Birry: Not movin. 

Ben: Well this has been a great experience. So what show is currently playing up here that we need to see? What what’s one of the shows that you’re putting?

Birry: Lot of our younger one’s performers up in Karanda.

Ben: Yes.

Birry: Sort of like the base, home base for Tjapukai people, so we do have a lot of young performers there so they always creating dances and all that and performing at big events as well, so between those young ones, we incorporating more language into the dances now.

Ben: And tell me, for people to find out or to book, do they book through the Tjapukai Centre here. Do you have a website that they can go to?

Birry: We have a website that you can go to, there’s plenty of specials on there as well or just pop in.

Ben: Just pop in. What’s the website?

Birry: It’s tjapukai.org.au.     

Ben: Fantastic, and of course Ingenia Holidays do a lot with you guys, so you can go to their site as well. Well I tell you what, what a fabulous interview. Thank you very very much for your time.

Birry: Thank you.

Ben: Fantastic. There you go, we’re driving our own adventure.

Intro Guy: Thanks for listening to Drive Your Own Adventure with Ingenia Holidays. With Holiday Parks and resorts across New South Wales and Queensland, Ingenia Holidays offers the ideal place for an extended break, weekend getaway or short stop.  Find your dream destination with Ingenia Holidays www.ingeniaholidays.com.au            

Related Episodes

Episode 28 | Maleny Dairies

Benjamin Starr interviews Ross Hopper, the entrepreneur behind Maleny Dairies. Ross grew up on a dairy farm and in this amusing interview, Ross talks about life as a dairy farmer, how he supports local dairy farmers, cow cams and the tours they offer at Maleny Dairies.

read more

Episode 29 | Maleny Botanic Gardens & Bird World

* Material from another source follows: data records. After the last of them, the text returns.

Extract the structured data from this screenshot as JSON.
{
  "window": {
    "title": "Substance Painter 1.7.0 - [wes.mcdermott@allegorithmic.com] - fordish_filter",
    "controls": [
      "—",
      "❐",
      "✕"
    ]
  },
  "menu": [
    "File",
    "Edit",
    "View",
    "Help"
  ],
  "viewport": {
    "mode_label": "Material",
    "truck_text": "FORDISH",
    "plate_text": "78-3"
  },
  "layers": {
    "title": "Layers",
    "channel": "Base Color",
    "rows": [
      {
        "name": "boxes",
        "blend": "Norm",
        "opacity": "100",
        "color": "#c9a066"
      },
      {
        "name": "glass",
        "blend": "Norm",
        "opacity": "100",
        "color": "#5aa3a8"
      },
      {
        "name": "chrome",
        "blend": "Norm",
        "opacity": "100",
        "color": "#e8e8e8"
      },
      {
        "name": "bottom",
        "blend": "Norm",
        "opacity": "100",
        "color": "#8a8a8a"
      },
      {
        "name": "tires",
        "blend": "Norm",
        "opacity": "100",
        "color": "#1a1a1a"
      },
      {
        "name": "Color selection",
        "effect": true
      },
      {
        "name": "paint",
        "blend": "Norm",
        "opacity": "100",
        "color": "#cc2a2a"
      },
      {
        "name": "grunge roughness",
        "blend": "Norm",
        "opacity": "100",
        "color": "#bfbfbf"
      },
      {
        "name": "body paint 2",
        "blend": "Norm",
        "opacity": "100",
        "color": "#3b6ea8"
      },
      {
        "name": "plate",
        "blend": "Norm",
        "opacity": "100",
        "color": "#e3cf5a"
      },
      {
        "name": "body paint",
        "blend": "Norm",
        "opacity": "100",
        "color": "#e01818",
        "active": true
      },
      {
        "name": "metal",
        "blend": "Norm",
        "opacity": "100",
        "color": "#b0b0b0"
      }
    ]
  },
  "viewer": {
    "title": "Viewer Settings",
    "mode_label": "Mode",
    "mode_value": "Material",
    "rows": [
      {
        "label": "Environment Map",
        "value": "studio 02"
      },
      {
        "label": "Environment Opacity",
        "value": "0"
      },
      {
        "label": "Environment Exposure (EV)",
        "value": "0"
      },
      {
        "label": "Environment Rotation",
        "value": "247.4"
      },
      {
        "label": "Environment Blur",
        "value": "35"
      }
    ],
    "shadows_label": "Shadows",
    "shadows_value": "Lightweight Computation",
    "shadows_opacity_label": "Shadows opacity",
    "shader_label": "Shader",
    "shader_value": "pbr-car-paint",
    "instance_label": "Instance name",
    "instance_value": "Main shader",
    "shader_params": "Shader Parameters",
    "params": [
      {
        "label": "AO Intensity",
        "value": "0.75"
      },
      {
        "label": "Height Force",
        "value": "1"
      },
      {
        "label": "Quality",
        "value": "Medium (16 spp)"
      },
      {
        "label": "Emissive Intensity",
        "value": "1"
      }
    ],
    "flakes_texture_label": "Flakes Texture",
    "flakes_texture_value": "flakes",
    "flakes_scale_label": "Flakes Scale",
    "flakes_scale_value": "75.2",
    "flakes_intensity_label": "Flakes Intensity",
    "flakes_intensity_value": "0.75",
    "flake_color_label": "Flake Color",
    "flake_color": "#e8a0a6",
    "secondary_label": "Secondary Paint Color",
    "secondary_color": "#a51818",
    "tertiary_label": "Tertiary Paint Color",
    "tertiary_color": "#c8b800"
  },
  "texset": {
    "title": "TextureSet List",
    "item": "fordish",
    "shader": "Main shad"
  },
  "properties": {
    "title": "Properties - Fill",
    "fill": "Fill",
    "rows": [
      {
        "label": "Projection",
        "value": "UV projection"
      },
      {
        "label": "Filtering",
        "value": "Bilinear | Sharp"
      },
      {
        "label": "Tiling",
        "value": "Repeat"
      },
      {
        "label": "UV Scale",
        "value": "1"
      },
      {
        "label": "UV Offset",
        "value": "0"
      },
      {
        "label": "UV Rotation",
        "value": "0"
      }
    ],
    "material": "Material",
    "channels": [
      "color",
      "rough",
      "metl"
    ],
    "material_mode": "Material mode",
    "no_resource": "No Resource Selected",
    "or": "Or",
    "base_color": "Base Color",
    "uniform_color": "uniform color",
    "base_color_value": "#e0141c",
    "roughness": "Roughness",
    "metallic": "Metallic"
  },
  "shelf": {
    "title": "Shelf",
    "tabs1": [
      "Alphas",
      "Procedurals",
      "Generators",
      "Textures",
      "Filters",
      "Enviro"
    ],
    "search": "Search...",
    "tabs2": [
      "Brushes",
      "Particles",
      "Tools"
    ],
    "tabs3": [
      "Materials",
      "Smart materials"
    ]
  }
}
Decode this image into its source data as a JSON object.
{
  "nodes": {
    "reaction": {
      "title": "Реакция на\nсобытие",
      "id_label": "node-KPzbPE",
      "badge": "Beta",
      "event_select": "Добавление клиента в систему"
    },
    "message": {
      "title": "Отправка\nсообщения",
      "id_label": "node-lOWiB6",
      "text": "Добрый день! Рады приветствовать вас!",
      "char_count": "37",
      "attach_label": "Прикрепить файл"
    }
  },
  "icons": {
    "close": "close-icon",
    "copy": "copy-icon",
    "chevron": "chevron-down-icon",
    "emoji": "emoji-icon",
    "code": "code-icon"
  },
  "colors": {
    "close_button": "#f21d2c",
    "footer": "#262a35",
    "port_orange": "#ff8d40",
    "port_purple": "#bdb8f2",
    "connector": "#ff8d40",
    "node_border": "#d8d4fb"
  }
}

The Maleny Botanic gardens and bird world are unforgettable with over 500 birds. Benjamin Starr chats with Frank Ship, some might call him a little crazy but Ben thinks he’s a modern day Dr Do Little. You’ll definitely want to add this on your ‘go to’ list of destinations after listening to Frank.

read more

Episode 30 | Ingenia Holidays Rivershore

Join Benjamin Starr as we Drive Your Own Adventure right into the popular, family friendly Rivershore Resort, where Bernie shares the vision behind the newest resort on the Sunshine Coast, while Head Chef, Ian tempts your taste buds with his locally sourced menu.

read more